Visitors to the Broad have lost the plot, caring less about cultural context and more about geotagging Yayoi Kusama's Infinity Mirrored Room like a new exhibit at the zoo. "And if you look to the left you'll spot a John Baldessari!" one could imagine booming over the intercom. The museum offers a peek into the Broads’ vault of blue-chip artworks, where anyone can press their face up to the glass and ogle the stacks of paintings like they’re waiting for the pandas to wake up from their naps.
Celebrities — they’re just like us — frequent the museum; the Broad’s social media team recently posted an interview with Adele on Facebook after she filmed a video in the Kusama room. Adele may be incredibly talented but she is not a valid reason to make the trek for an Instagram post just as you wouldn’t buy a Banksy just because Brad and Angelina collect his work. All of this is making me miss Jeffrey Deitch’s brief tenure as director of the MOCA, who actually created real happenings of significance rooted in movements and hedonism. The Broad’s first year just seems downright pedestrian, but maybe that’s the point.

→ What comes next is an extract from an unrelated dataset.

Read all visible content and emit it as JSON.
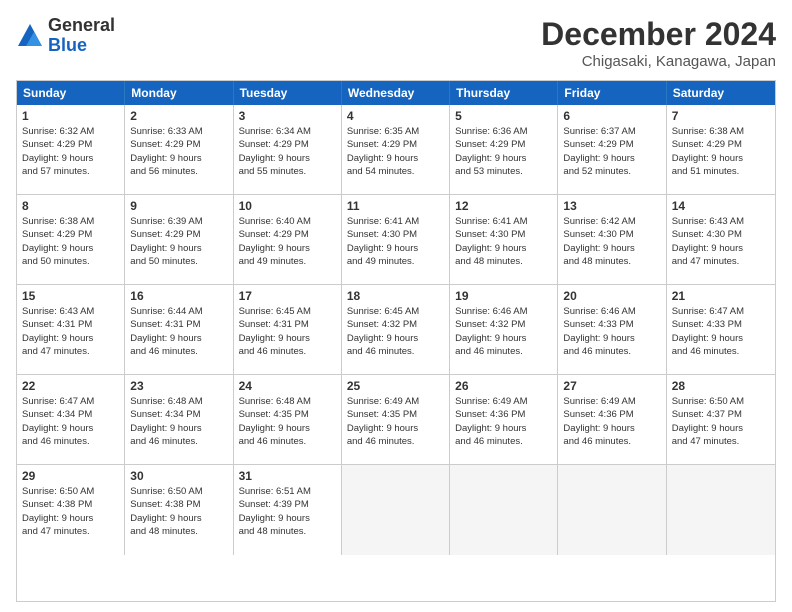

In the next few years The Broad will seem less and less like the Disneyland of art museums (the Concert Hall is next door) and instead of seeing it just as a new space to house contemporary art, we’ll view the entire experience as an art installation and representation of the culture it attracts. It is a true reflection of a time and place, a spectacle in and of itself like Kienholz might have seen it. To quote his friend Walter Hopps, "The art world is in many ways a microcosm of society: a world within a world in which many of the same issues — power plays, economics, social pretensions — are played out in dramatic fashion and have the potential to
cause an equal amount of chaos and discomfort in an individual's life."